WASHINGTON (AP) — In the Navy, a corpsman will still be a corpsman.
Navy leaders are dumping a plan announced in September to eliminate dozens of enlisted sailors' job titles, some ending in "man." They said sailors' anger over the changes had become a distraction and they will look for other ways to modernize the system.
"The bottom line is, we're going to preserve all the good, we're going to throw all the distractions overboard and we're going to move on, stay on course," Navy Adm. John Richardson, chief of naval operations, told sailors gathered in the Pentagon on Wednesday. "You showed us the way forward. ... Thanks for teaching us that lesson."
The decision to drop long-held traditional titles and instead refer to sailors by their rank had signaled a sharp cultural shift for the Navy.
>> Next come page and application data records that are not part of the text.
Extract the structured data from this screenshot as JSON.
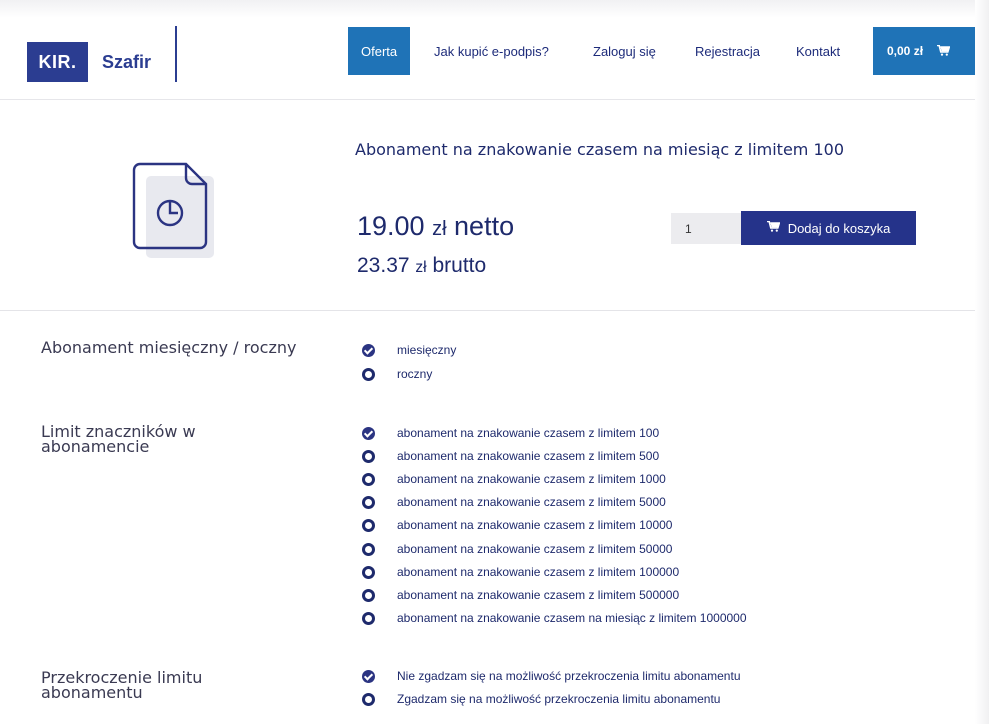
{
  "brand": {
    "logo_box": "KIR.",
    "logo_name": "Szafir"
  },
  "nav": {
    "items": [
      {
        "label": "Oferta",
        "active": true
      },
      {
        "label": "Jak kupić e-podpis?",
        "active": false
      },
      {
        "label": "Zaloguj się",
        "active": false
      },
      {
        "label": "Rejestracja",
        "active": false
      },
      {
        "label": "Kontakt",
        "active": false
      }
    ],
    "cart_total": "0,00 zł",
    "cart_icon": "shopping-cart-icon"
  },
  "product": {
    "title": "Abonament na znakowanie czasem na miesiąc z limitem 100",
    "icon": "document-clock-icon",
    "price_netto_value": "19.00",
    "price_netto_unit": "zł",
    "price_netto_label": "netto",
    "price_brutto_value": "23.37",
    "price_brutto_unit": "zł",
    "price_brutto_label": "brutto",
    "quantity": "1",
    "add_to_cart_label": "Dodaj do koszyka"
  },
  "groups": [
    {
      "label": "Abonament miesięczny / roczny",
      "options": [
        {
          "label": "miesięczny",
          "selected": true
        },
        {
          "label": "roczny",
          "selected": false
        }
      ]
    },
    {
      "label": "Limit znaczników w abonamencie",
      "options": [
        {
          "label": "abonament na znakowanie czasem z limitem 100",
          "selected": true
        },
        {
          "label": "abonament na znakowanie czasem z limitem 500",
          "selected": false
        },
        {
          "label": "abonament na znakowanie czasem z limitem 1000",
          "selected": false
        },
        {
          "label": "abonament na znakowanie czasem z limitem 5000",
          "selected": false
        },
        {
          "label": "abonament na znakowanie czasem z limitem 10000",
          "selected": false
        },
        {
          "label": "abonament na znakowanie czasem z limitem 50000",
          "selected": false
        },
        {
          "label": "abonament na znakowanie czasem z limitem 100000",
          "selected": false
        },
        {
          "label": "abonament na znakowanie czasem z limitem 500000",
          "selected": false
        },
        {
          "label": "abonament na znakowanie czasem na miesiąc z limitem 1000000",
          "selected": false
        }
      ]
    },
    {
      "label": "Przekroczenie limitu abonamentu",
      "options": [
        {
          "label": "Nie zgadzam się na możliwość przekroczenia limitu abonamentu",
          "selected": true
        },
        {
          "label": "Zgadzam się na możliwość przekroczenia limitu abonamentu",
          "selected": false
        }
      ]
    }
  ],
  "colors": {
    "brand_navy": "#2b3d91",
    "nav_blue": "#1f73b7",
    "button_navy": "#25338a"
  }
}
Efforts to change titles that ended in "man" were in response to the Pentagon decision to open all combat jobs to women.
In a memo, Richardson said that modernizing the job ratings or titles was designed to give sailors more flexibility in training and assignments. Switching to names more understandable to the civilian world, Navy leaders argued, would make it easier to get jobs once sailors left the service.
But after hearing angry reactions from thousands of sailors, Richardson said Navy leaders believe they can find a way to provide better job flexibility without dropping the titles.
The memo was released Wednesday morning, and Richardson and Master Chief Petty Officer Steven Giordano, the top Navy enlisted officer, announced it in the Pentagon.
Giordano said the focus on titles had become a distraction from "our missions, our operations, our warfighting efforts."
Richardson outlined what he called a "course correction" in the memo, saying the Navy will continue to review ways to update the names.
"Modernizing our industrial-age personnel system in order to provide sailors choice and flexibility still remains a priority for us," he said. "We will need to tackle the issue of managing rating names."
The Navy called for a review of the titles in January, shortly after the Pentagon ordered that all combat jobs would now be open to women. The idea was to eliminate titles such as "chief yeoman," ''corpsman" or "boatswain's mate" — titles steeped in tradition but difficult for the public to translate or understand.
Under the plan, sailors would have been known by their ranks, such as petty officer or chief. And job titles would be made more gender-neutral.
Navy Secretary Ray Mabus, who pushed the plan, said at the time that he wanted titles to better convey the job a sailor is doing.
For example, few civilians know what a hospital corpsman does, Mabus said in June. A corpsman could be called a medic or an emergency medical technician, much like "messman" was previously changed to culinary specialist, he added.
Sailors opposing the decision launched a White House petition and gained some support from Capitol Hill. They said that while they liked the idea of more flexibility, they wanted to hold onto their traditional titles.